This Beautiful Antique Thai Style Gong has been made delicately by Thai makers with unique 3 Thai patterns. Not only its beautiful Thai style patterns that attract you, but also the patina that correlates with age and use for moreover years of usage make this antique appearance really distinctive and intriguing!
An elegant decoration for your home. This detailed antique Gong perfectly matches any style of your room. It also makes an excellent decoration or present for family and friends!
Have you ever heard about “Gong”
If you’re wandering around a temple in South, you must have heard of the resonant sound of an instrument. If you follow that sound, you might encounter a flat, circular metal disc that is typically struck with a mallet. That’s called “Gong”
A gong is a percussion instrument formed from a circular metal disc. Gongs are played with mallets, a type of percussion beater with a large, felted head. Gongs are a key instrument in the traditional music of China, Burma, and Indonesia, and they have been a part of Western musical culture since at least the 1700s.
A Brief History of Gong
Gongs likely originated in the Bronze Age in what is now Tibet. The actual word “Gong” is Indonesian, and gongs are common in the gamelan ensembles on the Indonesian islands of Java and Bali. The use of gong instruments remains strong in the cultures of East Asia and Southeast Asia. The instrument prominently features in traditional Chinese, Japanese, Korean, Filipino, Tibetan, Thai, Vietnamese, and Burmese music ensembles.
How Are Gongs Made?
Gong makers forge gongs from metal discs. Bronze is a common material used to manufacture Javanese, Sundanese, Balinese, Malay, and Chinese gongs. Brass and other copper-based alloys are also common in gong manufacture. Many gongs are forged in factories that produce other metal idiophones, including chimes and tubular bells.
3 Thai Patterns in One Gong
1 .Rod Nam Pattern
means ”Water rinsing pattern” in Thai. Rod Nam Pattern is a Thai Lacquering style of applying lacquer to the surface of handicrafts and architecture. It has long played a significant role in Thai art and craft. This protective and decorative technique has enhanced the appeal of many objects in Thailand, from exquisite Khon masks to magnificent royal barges and gold-gilded pagodas.
2. The Thephanom Pattern
Thepphanom or thephanom is a Thai term referring to the depiction in paintings or traditional Thai patterns of a devata performing the Wai (2 hands together in the middle of the chest) hand gesture. The term is also the name of moves in muay Thai and traditional Thai dance.
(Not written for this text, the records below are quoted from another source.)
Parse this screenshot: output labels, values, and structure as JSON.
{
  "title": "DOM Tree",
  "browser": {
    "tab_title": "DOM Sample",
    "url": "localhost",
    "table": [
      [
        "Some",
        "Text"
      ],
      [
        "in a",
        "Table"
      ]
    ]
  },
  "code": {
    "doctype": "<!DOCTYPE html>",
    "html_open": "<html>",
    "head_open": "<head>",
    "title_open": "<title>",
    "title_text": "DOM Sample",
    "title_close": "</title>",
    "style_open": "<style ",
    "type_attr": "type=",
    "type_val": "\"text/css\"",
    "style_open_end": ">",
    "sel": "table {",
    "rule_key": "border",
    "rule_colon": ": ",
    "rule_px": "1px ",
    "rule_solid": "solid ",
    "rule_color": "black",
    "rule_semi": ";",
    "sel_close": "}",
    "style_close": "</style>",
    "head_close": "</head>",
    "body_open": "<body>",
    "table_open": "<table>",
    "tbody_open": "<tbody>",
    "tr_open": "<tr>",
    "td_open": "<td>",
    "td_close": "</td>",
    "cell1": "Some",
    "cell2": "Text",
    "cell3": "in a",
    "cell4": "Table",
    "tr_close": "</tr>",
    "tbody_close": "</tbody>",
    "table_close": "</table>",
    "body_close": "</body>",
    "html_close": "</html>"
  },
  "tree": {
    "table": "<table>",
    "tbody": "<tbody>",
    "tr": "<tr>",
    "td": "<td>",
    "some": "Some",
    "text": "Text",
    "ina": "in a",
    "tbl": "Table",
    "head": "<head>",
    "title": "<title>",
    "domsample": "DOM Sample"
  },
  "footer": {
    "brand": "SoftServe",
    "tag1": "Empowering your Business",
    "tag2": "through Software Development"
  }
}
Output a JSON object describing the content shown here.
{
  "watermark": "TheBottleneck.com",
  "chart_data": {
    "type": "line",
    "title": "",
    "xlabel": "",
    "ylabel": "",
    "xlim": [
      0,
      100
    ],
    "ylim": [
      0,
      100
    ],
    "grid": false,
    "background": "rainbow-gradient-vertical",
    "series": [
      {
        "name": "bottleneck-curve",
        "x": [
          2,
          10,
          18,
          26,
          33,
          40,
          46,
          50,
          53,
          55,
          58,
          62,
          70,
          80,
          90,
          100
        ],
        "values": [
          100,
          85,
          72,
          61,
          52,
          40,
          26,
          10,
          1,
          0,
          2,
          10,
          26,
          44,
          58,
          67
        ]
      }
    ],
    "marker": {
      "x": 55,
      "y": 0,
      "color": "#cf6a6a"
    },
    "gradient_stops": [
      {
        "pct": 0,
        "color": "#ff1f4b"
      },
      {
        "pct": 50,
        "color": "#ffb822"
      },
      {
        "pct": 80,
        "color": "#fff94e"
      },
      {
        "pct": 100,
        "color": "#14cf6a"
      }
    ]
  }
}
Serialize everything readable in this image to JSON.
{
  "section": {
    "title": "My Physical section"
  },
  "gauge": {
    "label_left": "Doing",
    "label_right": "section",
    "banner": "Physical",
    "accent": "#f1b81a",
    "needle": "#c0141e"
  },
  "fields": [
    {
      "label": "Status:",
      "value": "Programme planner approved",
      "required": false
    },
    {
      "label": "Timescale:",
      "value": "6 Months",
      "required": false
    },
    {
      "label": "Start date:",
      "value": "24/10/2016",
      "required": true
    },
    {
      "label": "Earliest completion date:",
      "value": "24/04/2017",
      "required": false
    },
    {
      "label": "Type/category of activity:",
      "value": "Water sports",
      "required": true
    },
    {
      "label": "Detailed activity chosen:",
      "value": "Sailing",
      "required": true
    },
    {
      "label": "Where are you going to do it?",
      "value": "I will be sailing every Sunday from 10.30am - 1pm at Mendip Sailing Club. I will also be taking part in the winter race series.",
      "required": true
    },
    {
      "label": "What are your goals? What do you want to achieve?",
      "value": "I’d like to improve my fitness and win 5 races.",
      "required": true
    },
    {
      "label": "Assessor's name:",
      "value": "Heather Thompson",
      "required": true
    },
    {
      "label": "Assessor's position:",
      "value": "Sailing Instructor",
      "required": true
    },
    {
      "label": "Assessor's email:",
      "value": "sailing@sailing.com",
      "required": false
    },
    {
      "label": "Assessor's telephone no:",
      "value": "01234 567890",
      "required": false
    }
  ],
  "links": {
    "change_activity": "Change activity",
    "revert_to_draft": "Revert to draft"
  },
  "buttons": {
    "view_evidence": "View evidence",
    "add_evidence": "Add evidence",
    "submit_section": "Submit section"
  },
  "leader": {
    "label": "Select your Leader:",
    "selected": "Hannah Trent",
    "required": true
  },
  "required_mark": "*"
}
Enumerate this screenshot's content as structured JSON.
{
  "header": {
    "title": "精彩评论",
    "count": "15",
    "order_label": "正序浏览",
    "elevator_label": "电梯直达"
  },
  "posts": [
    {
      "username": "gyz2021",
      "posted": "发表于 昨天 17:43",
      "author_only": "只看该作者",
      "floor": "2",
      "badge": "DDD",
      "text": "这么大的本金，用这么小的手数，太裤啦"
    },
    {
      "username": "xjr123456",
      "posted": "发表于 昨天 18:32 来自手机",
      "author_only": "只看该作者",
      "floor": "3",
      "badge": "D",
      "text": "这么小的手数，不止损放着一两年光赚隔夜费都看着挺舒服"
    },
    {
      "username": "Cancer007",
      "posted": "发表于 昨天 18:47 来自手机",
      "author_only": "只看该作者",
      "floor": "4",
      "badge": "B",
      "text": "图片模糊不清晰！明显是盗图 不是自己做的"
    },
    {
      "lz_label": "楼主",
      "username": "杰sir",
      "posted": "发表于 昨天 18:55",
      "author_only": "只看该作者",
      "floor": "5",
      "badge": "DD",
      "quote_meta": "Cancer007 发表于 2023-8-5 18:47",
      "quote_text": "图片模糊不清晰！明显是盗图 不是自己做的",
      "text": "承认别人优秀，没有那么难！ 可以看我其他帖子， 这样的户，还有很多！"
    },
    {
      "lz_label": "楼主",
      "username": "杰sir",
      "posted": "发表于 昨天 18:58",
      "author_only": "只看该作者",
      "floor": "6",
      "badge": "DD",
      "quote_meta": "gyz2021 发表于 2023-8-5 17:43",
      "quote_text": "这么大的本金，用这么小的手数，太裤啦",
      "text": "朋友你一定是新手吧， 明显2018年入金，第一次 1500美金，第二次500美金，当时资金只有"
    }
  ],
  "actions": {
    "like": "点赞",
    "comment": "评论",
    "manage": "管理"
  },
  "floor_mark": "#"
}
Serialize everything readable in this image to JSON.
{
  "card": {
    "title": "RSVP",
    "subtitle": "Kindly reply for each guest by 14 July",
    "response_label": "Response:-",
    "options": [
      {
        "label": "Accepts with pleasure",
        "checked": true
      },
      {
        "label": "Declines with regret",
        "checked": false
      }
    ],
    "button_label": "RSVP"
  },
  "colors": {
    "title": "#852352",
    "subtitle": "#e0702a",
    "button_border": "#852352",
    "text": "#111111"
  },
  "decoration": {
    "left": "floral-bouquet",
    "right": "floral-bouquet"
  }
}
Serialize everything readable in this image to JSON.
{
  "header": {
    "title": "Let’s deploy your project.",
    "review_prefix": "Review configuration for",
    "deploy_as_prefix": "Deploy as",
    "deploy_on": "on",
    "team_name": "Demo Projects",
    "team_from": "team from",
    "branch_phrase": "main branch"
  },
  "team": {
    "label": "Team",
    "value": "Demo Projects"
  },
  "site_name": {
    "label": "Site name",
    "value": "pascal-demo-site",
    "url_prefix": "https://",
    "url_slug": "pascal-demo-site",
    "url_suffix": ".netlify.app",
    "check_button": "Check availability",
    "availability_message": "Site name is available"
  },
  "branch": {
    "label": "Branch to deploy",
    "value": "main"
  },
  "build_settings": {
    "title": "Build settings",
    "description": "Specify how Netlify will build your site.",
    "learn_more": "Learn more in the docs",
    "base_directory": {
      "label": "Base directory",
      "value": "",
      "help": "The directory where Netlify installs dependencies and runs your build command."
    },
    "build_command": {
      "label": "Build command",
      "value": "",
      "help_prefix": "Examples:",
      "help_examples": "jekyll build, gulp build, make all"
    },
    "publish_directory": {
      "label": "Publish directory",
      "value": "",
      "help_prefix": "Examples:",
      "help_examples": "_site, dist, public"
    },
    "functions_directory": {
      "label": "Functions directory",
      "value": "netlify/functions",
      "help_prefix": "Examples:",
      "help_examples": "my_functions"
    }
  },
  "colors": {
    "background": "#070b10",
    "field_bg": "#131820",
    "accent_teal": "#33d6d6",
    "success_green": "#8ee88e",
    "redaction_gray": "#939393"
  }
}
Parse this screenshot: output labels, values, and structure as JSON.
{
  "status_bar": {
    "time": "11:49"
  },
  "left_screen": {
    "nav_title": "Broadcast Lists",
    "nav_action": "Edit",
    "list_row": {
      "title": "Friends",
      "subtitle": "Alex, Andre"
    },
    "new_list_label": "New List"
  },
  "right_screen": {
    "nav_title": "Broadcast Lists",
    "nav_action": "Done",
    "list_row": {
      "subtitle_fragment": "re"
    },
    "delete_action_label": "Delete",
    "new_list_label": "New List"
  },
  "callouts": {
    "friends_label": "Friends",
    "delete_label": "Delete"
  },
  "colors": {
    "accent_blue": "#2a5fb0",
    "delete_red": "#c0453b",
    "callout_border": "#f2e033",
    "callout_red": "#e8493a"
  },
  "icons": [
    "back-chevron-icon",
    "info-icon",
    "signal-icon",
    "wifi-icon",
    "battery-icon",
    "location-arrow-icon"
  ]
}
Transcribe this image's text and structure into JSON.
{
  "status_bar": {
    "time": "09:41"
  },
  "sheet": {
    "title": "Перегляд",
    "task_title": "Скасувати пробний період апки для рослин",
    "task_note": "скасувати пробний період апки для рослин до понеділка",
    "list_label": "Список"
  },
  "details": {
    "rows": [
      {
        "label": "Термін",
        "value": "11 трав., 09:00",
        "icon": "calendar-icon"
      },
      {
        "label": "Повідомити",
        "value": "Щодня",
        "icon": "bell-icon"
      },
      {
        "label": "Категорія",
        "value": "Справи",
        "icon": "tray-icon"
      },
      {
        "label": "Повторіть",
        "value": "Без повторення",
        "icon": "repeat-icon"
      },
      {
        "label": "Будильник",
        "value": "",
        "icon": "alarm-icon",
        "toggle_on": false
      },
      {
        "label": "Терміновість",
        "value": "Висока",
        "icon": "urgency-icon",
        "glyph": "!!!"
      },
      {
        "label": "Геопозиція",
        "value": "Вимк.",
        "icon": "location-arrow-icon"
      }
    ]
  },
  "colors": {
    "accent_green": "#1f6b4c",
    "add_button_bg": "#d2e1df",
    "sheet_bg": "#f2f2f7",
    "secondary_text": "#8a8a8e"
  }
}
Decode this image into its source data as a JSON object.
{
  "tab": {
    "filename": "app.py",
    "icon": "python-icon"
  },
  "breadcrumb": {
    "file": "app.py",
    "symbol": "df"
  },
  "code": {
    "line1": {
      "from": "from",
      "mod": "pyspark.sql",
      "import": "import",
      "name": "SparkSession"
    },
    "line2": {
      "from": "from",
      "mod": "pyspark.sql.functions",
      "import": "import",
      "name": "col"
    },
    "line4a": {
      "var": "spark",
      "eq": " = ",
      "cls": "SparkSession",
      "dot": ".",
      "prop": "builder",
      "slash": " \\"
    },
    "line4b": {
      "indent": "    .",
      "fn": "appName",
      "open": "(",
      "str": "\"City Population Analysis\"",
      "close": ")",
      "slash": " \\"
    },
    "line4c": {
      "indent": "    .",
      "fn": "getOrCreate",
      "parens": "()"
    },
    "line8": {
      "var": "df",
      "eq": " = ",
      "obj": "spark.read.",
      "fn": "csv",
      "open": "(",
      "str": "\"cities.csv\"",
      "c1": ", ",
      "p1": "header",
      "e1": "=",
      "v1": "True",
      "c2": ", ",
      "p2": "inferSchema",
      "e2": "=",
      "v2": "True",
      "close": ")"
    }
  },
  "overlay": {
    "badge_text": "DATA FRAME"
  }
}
Thepphanom also refers to an angel or deity who is a temple protector and guardian. They are often represented as a pair, a brother and a sister, kneeling on both knees with hands at the wai position, praying or offering respect. The Thepanom first came to earth when Buddha reached enlightenment. They became Buddha’s protector, then guardian of religious temples and artifacts such as scrolls.
3. Kanok Pattern
Kanok Pattern is one of the most important Thai motif patterns, because it appears in many Thai artworks such as royal cabinets, the doors of Thai temples, and coffins. However, when it is written as Kanok, it means gold. The pattern basically shows the repetition of right triangles. The triangles may be the same size or different sizes. Often the pointy part of the triangle goes right with each other in the same direction.
Yaowarat Antique : The Antique shop
“Yaowarat Antique” located in Yaowarat Street known as the old town of Bangkok has been open for over 30 years. Started by the family of “Danvirunhavanich”. By converting little antique artifacts such as old stamps and antique toys into Benjarong or Porcelain plates. Then Mr.Danvirunhavanich began to open his own antique shop which was at first named “Chiva sart” meaning “The lesson of life”. After the retirement of Mr.Danvirunhavanich, “Tee” known as “Tee Yaowarat” : son of Mr.Danvirunhavanich took over to take care of this antique shop. Yaowarat Antique Shop is a popular-oriented antique store among Bangkokian people. Many of their antiques have a unique southeast Asian and Thai style. For those who love Asian antiques, once you come to Bangkok, it’s a must to visit this place!